Why Ray Rice will never play pro football again

The NFL wants nothing to do with Ray Rice. He’s toxic now, and for good reason. And because they’re a good business partner, the CFL won’t take him either. Nobody’s complaining, aside from maybe Rice himself (not publicly, mind you) and the few Rice apologists left on that burning bandwagon.

But talented NFL players have returned after committing crimes arguably as heinous as Rice’s. If players can bounce back after drowning dogs, sexually assaulting women or killing pedestrians with their vehicles, you’d think Rice might also one day have a chance to redeem himself on the football field.

Not going to happen.

Two reasons. First, this incident has become too high-profile. The new domestic violence guidelines might as well be coined the Ray Rice Rules.
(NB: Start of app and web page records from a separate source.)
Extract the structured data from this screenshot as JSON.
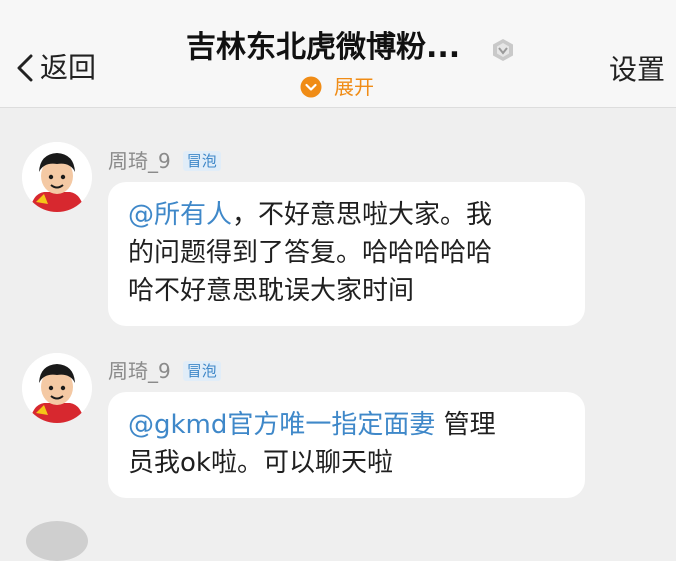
{
  "header": {
    "back_label": "返回",
    "title": "吉林东北虎微博粉...",
    "expand_label": "展开",
    "settings_label": "设置",
    "accent_color": "#f08c16"
  },
  "messages": [
    {
      "sender": "周琦_9",
      "tag": "冒泡",
      "mention": "@所有人",
      "text_lines": [
        "，不好意思啦大家。我",
        "的问题得到了答复。哈哈哈哈哈",
        "哈不好意思耽误大家时间"
      ]
    },
    {
      "sender": "周琦_9",
      "tag": "冒泡",
      "mention": "@gkmd官方唯一指定面妻",
      "text_lines": [
        " 管理",
        "员我ok啦。可以聊天啦"
      ]
    }
  ],
  "colors": {
    "mention": "#3f88c9",
    "background": "#efefef",
    "bubble": "#ffffff"
  }
}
This and the Aaron Hernandez case have jumped from the sports page to news and pop culture sections, and as a result both men will be blackballed for life.

Second (and sadly, most importantly), Rice is a 27-year-old running back who will be — at a minimum — 28 before he’s eligible to return, and he’s got 1,799 touches on his resume. With little tread left on those tires, his yardage totals have plummeted each of the last two seasons, and he’s coming off a year in which he had the league’s worst yards-per-attempt average (3.1) among backs with at least 200 carries.

Rice’s play has declined steadily. His best days are behind him, which isn’t surprising considering his age and position. Backs have short shelf lives and the Baltimore Ravens know it. They’d never admit it, but sadly, those circumstances likely played a role as the team weighed the pros and cons before releasing him.

So it’s not cut-and-dry. In a perfect world, we’d have seen that gruesome video and agreed that Rice deserves to have lost the privilege to play NFL football. History will one day romanticize the fact that 32 teams are about to give Rice the cold shoulder indefinitely, but this is about business as much as it’s about morals.

About Brad Gagnon

Brad Gagnon has been passionate about both sports and mass media since he was in diapers -- a passion that won't die until he's in them again. Based in Toronto, he's worked as a national NFL blog editor at theScore.com (covering Super Bowls XLIV, XLV and XLVI), a producer and writer at theScore Television Network and a host, reporter and play-by-play voice at Rogers TV. His work has also appeared at Deadspin, FoxSports.com, The Guardian, The Hockey News and elsewhere at Bloguin, but his day gig has him covering all things NFC East for Bleacher Report.